ALAMEDA – Under trees bearing a banner with Mario Gonzalez’s face, more than a hundred people gathered Tuesday to share grief over his death in police custody a year ago, as well as resolve to seek justice in his name after the Alameda County District Attorney’s decision not to pursue criminal charges against three officers.
After songs sung and played by mariachi musicians, dances and ceremonial salutations performed by a troupe, sage smudging and flowers and balloons offered in every hue and shade, family members, community activists, friends and residents filled a small park just off the city’s Park Street corridor Tuesday night and listened as speakers sought to ground yearning and loss with beauty and ceremony.

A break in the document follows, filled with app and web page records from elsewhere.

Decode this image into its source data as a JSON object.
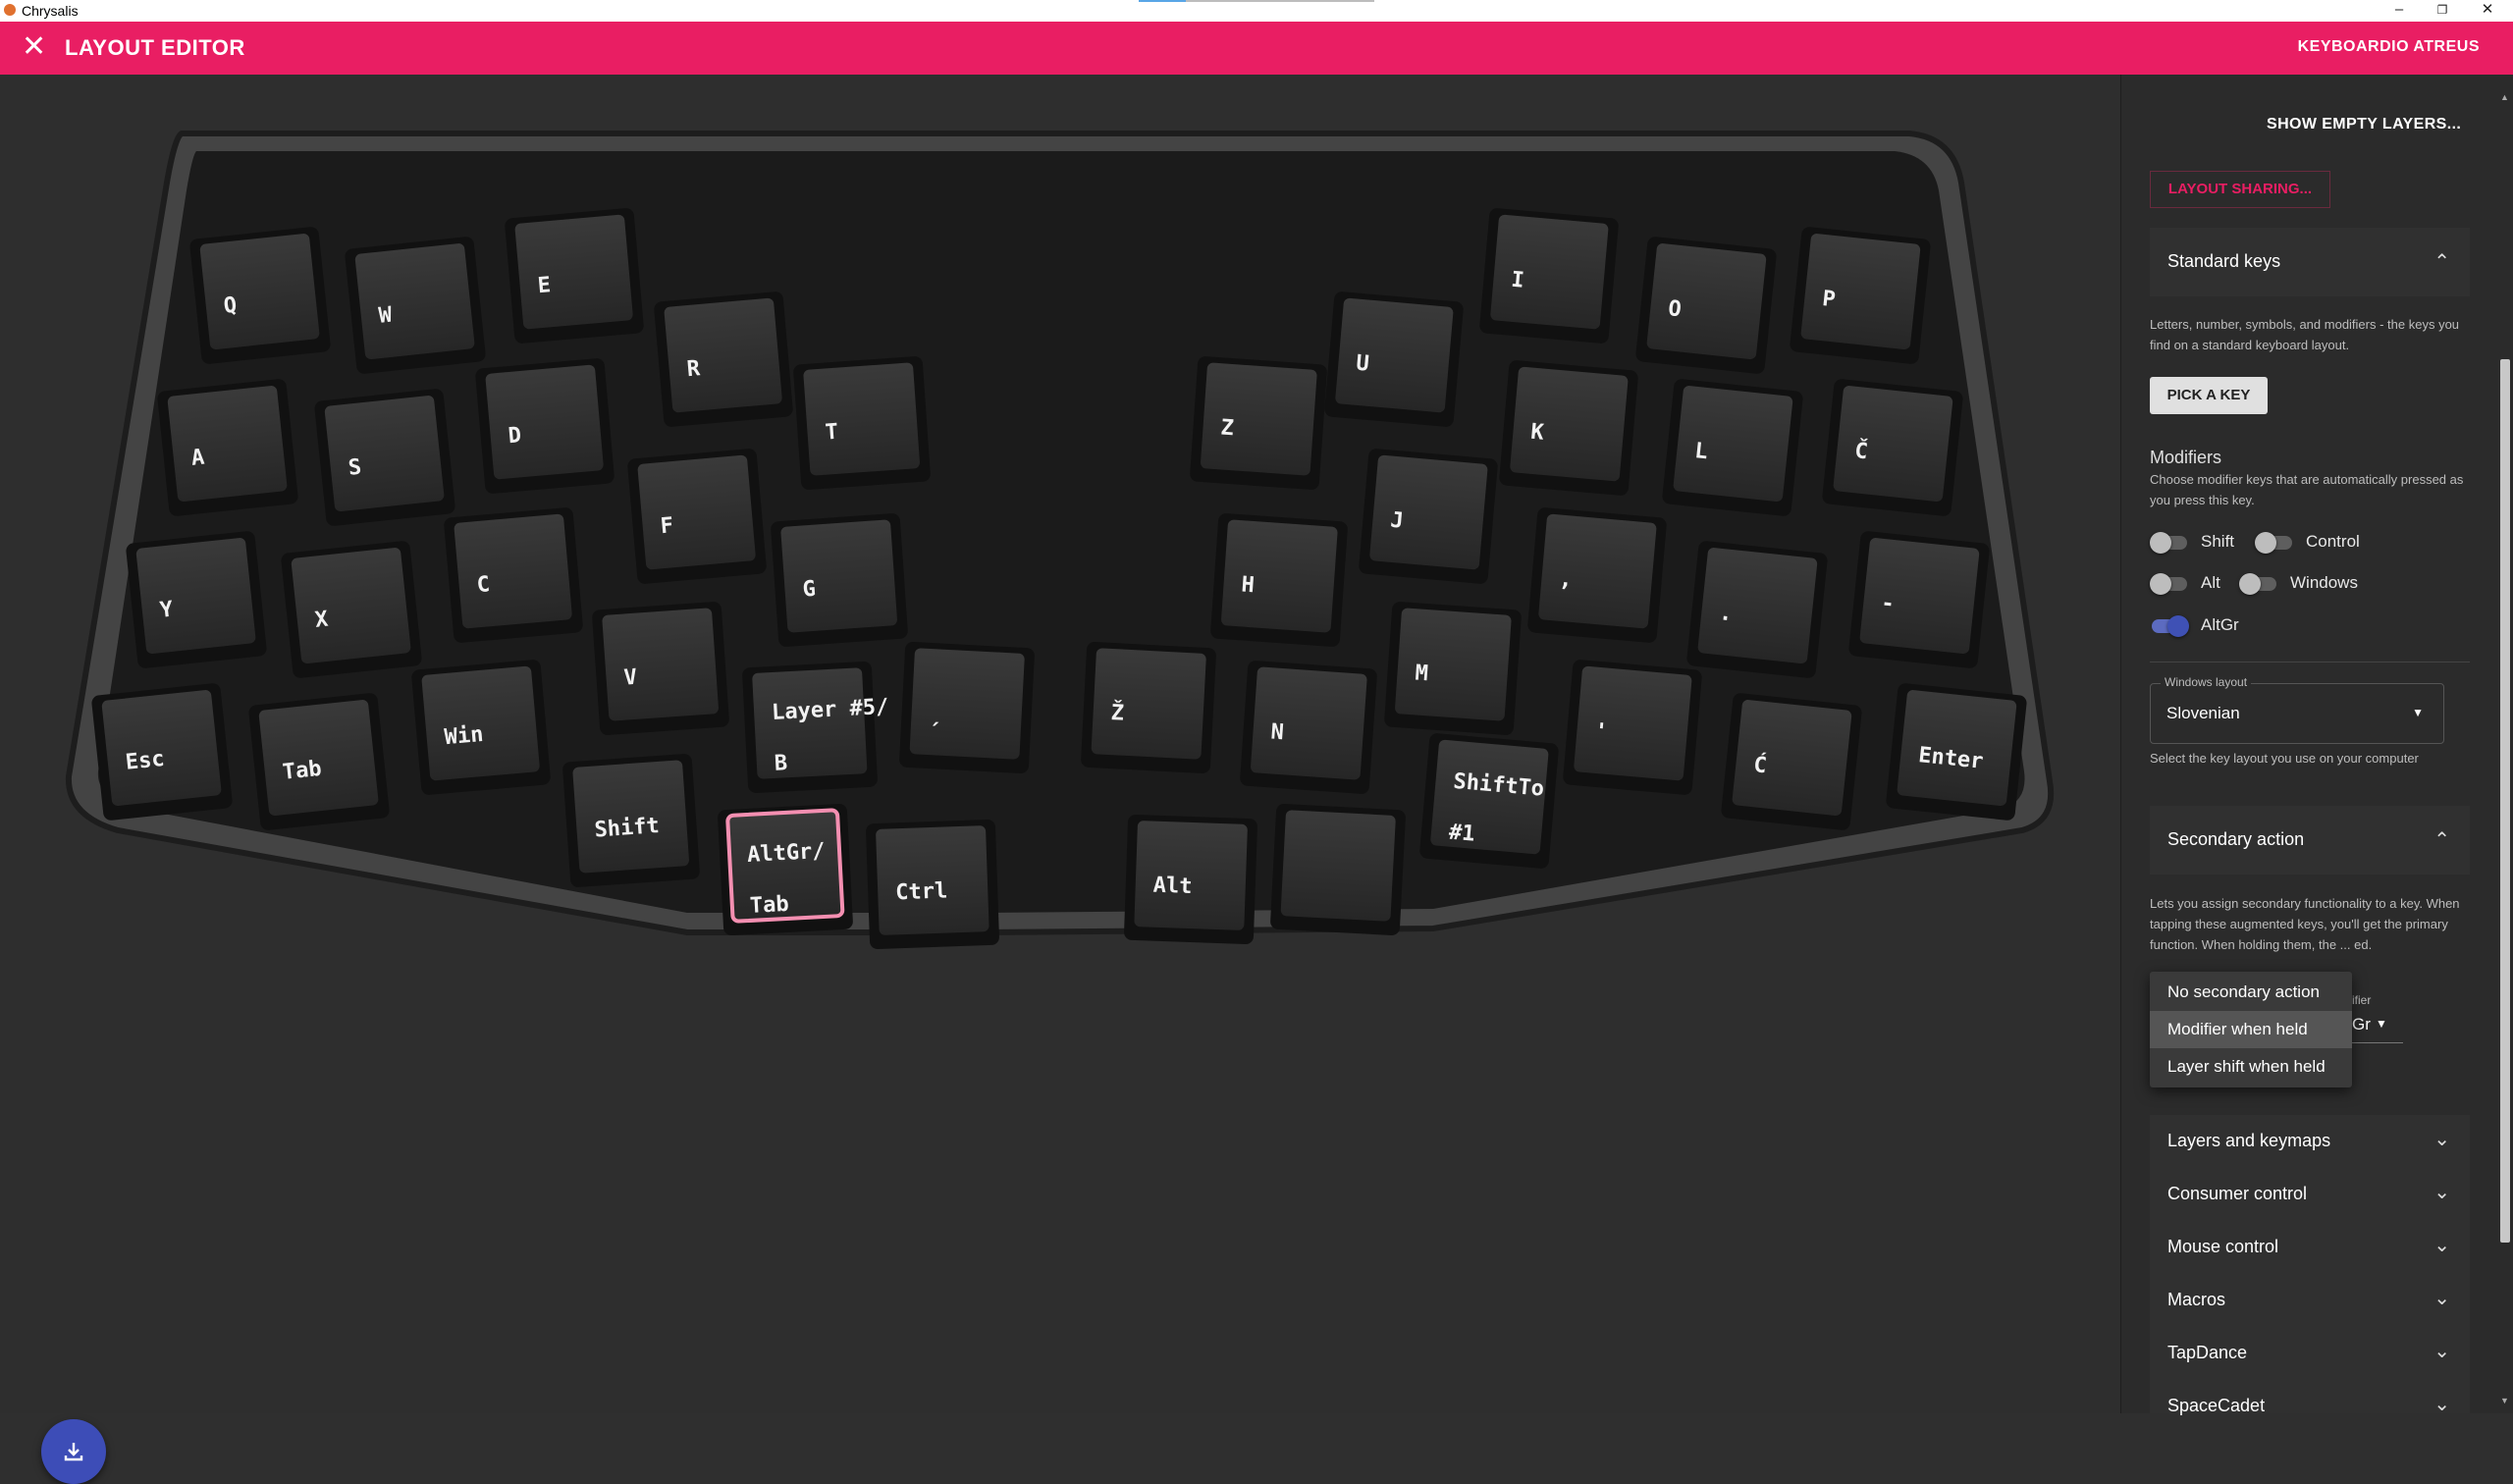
{
  "window": {
    "app_name": "Chrysalis",
    "minimize": "–",
    "restore": "❐",
    "close": "✕"
  },
  "appbar": {
    "close_icon": "✕",
    "title": "LAYOUT EDITOR",
    "device": "KEYBOARDIO ATREUS"
  },
  "keyboard": {
    "selected_key": "AltGr/ Tab",
    "keys": [
      {
        "id": "q",
        "lines": [
          "Q"
        ]
      },
      {
        "id": "w",
        "lines": [
          "W"
        ]
      },
      {
        "id": "e",
        "lines": [
          "E"
        ]
      },
      {
        "id": "r",
        "lines": [
          "R"
        ]
      },
      {
        "id": "t",
        "lines": [
          "T"
        ]
      },
      {
        "id": "a",
        "lines": [
          "A"
        ]
      },
      {
        "id": "s",
        "lines": [
          "S"
        ]
      },
      {
        "id": "d",
        "lines": [
          "D"
        ]
      },
      {
        "id": "f",
        "lines": [
          "F"
        ]
      },
      {
        "id": "g",
        "lines": [
          "G"
        ]
      },
      {
        "id": "y",
        "lines": [
          "Y"
        ]
      },
      {
        "id": "x",
        "lines": [
          "X"
        ]
      },
      {
        "id": "c",
        "lines": [
          "C"
        ]
      },
      {
        "id": "v",
        "lines": [
          "V"
        ]
      },
      {
        "id": "layer5b",
        "lines": [
          "Layer #5/",
          "B"
        ]
      },
      {
        "id": "esc",
        "lines": [
          "Esc"
        ]
      },
      {
        "id": "tab",
        "lines": [
          "Tab"
        ]
      },
      {
        "id": "win",
        "lines": [
          "Win"
        ]
      },
      {
        "id": "shift",
        "lines": [
          "Shift"
        ]
      },
      {
        "id": "altgrtab",
        "lines": [
          "AltGr/",
          "Tab"
        ],
        "selected": true
      },
      {
        "id": "ctrl",
        "lines": [
          "Ctrl"
        ]
      },
      {
        "id": "backtick",
        "lines": [
          "ˏ"
        ]
      },
      {
        "id": "u",
        "lines": [
          "U"
        ]
      },
      {
        "id": "i",
        "lines": [
          "I"
        ]
      },
      {
        "id": "o",
        "lines": [
          "O"
        ]
      },
      {
        "id": "p",
        "lines": [
          "P"
        ]
      },
      {
        "id": "z",
        "lines": [
          "Z"
        ]
      },
      {
        "id": "k",
        "lines": [
          "K"
        ]
      },
      {
        "id": "l",
        "lines": [
          "L"
        ]
      },
      {
        "id": "ccaron",
        "lines": [
          "Č"
        ]
      },
      {
        "id": "h",
        "lines": [
          "H"
        ]
      },
      {
        "id": "j",
        "lines": [
          "J"
        ]
      },
      {
        "id": "comma",
        "lines": [
          ","
        ]
      },
      {
        "id": "period",
        "lines": [
          "."
        ]
      },
      {
        "id": "minus",
        "lines": [
          "-"
        ]
      },
      {
        "id": "zcaron",
        "lines": [
          "Ž"
        ]
      },
      {
        "id": "n",
        "lines": [
          "N"
        ]
      },
      {
        "id": "m",
        "lines": [
          "M"
        ]
      },
      {
        "id": "shiftto1",
        "lines": [
          "ShiftTo",
          "#1"
        ]
      },
      {
        "id": "apostrophe",
        "lines": [
          "'"
        ]
      },
      {
        "id": "cacute",
        "lines": [
          "Ć"
        ]
      },
      {
        "id": "enter",
        "lines": [
          "Enter"
        ]
      },
      {
        "id": "alt",
        "lines": [
          "Alt"
        ]
      },
      {
        "id": "blank",
        "lines": [
          ""
        ]
      }
    ]
  },
  "fab": {
    "icon": "download-icon"
  },
  "panel": {
    "show_empty_layers": "SHOW EMPTY LAYERS...",
    "layout_sharing": "LAYOUT SHARING...",
    "standard_keys": {
      "title": "Standard keys",
      "description": "Letters, number, symbols, and modifiers - the keys you find on a standard keyboard layout.",
      "pick_button": "PICK A KEY"
    },
    "modifiers": {
      "title": "Modifiers",
      "description": "Choose modifier keys that are automatically pressed as you press this key.",
      "items": [
        {
          "label": "Shift",
          "on": false
        },
        {
          "label": "Control",
          "on": false
        },
        {
          "label": "Alt",
          "on": false
        },
        {
          "label": "Windows",
          "on": false
        },
        {
          "label": "AltGr",
          "on": true
        }
      ]
    },
    "windows_layout": {
      "legend": "Windows layout",
      "value": "Slovenian",
      "help": "Select the key layout you use on your computer"
    },
    "secondary_action": {
      "title": "Secondary action",
      "description": "Lets you assign secondary functionality to a key. When tapping these augmented keys, you'll get the primary function. When holding them, the ... ed.",
      "mini_legend": "ifier",
      "mini_value": "Gr",
      "menu": [
        "No secondary action",
        "Modifier when held",
        "Layer shift when held"
      ],
      "menu_selected": "Modifier when held"
    },
    "sections": [
      "Layers and keymaps",
      "Consumer control",
      "Mouse control",
      "Macros",
      "TapDance",
      "SpaceCadet"
    ]
  },
  "colors": {
    "accent": "#e91e63",
    "toggle_on": "#3f51b5",
    "fab": "#3d4db7"
  }
}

“When we asked Mario’s mother what she wanted for today, she simply said she just wanted something beautiful,” said George Galvis, co-founder and executive director of CURYJ (Communities United for Restorative Youth Justice), who helped host the vigil. “She just wanted something beautiful to honor her son.”
Ericson Amaya, a Deep East Oakland resident and lead organizer with 67 Sueños, joyfully remembered Gonzalez: “Man, if you knew Mario, he would put you up. He would put a smile on your face. If you had a bad day, he was there for you. I went to school, just like many other folks that are here today attended school with Mario Gonzales, and we believe the decisions that the DA made are completely unjustified. ”
Gonzalez’s brother Geraldo Gonzalez and mother Edith Arenales followed, thanking vigil attendees and sharing their focus on their pursuit of justice.
“It’s been a long year, and just the way we’ve been treated, not just by the legal process, but just how we get to know certain information, like we found out through the media that they were not being charged, ”Geraldo Gonzalez said.
“We just felt like we’re being overlooked in a way […] we’re just showing that my brother was a human and he needs to find his justice, one way or another. ”
“You know, it’s one year,” Edith Arenales said in part. “All the time when I come to this park, you know, I remember feeling broken, you know, I can not even talk […] It’s hard to say something right now, but the only thing I can say is thank you for coming. ”
Members of other families still reeling from the loss of loved ones at law enforcement’s hands came to offer solidarity and support. Amanda Blanco, the sister of Erick Salgado, said that “just like Mario’s family, I also found out through the media about the DA’s decision, and we are very much kept in the dark about a lot of things. We feel helpless at times. I know at least I do. ”
Addie Kitchen, grandmother of Steven Taylor, echoed Blanco’s sentiments. “My grandson’s first anniversary was the 18th of April of 2021. And we celebrated his death on the 18th. And then on the 19th, we heard about Mario, ”Kitchen said.
“Our plan was that it should not happen to anybody, and then the next day it happens. So if there’s anything we can do, let us know. We’re family. We’re all wearing these shoes. We’re all in this together. It does not matter where you are. We are all in this together. ”
“There’s a lot of disappointment and frustration with the legal process as relating to these officers not being criminally prosecuted,” said Adanté Pointer, a civil-rights attorney representing Gonzalez’s mother in one of the suits against the city and police department.
“But there’s just as much of a commitment and resolution, if you will, to make sure that the truth comes out in justice, whether that be in the civil process, or trying to make sure these officers never patrol the streets, in the name of the public.
“You know, a 26-year-old young man should not be dead when the police come out to investigate. So that means that there’s a lot of failures, if you will, in the training, in the way the training has been implemented, and also in the way in which the officers are supervised. That needs to be corrected, so that there’s not a single family that has to go through this again. ”
Contact George Kelly at 408-859-5180.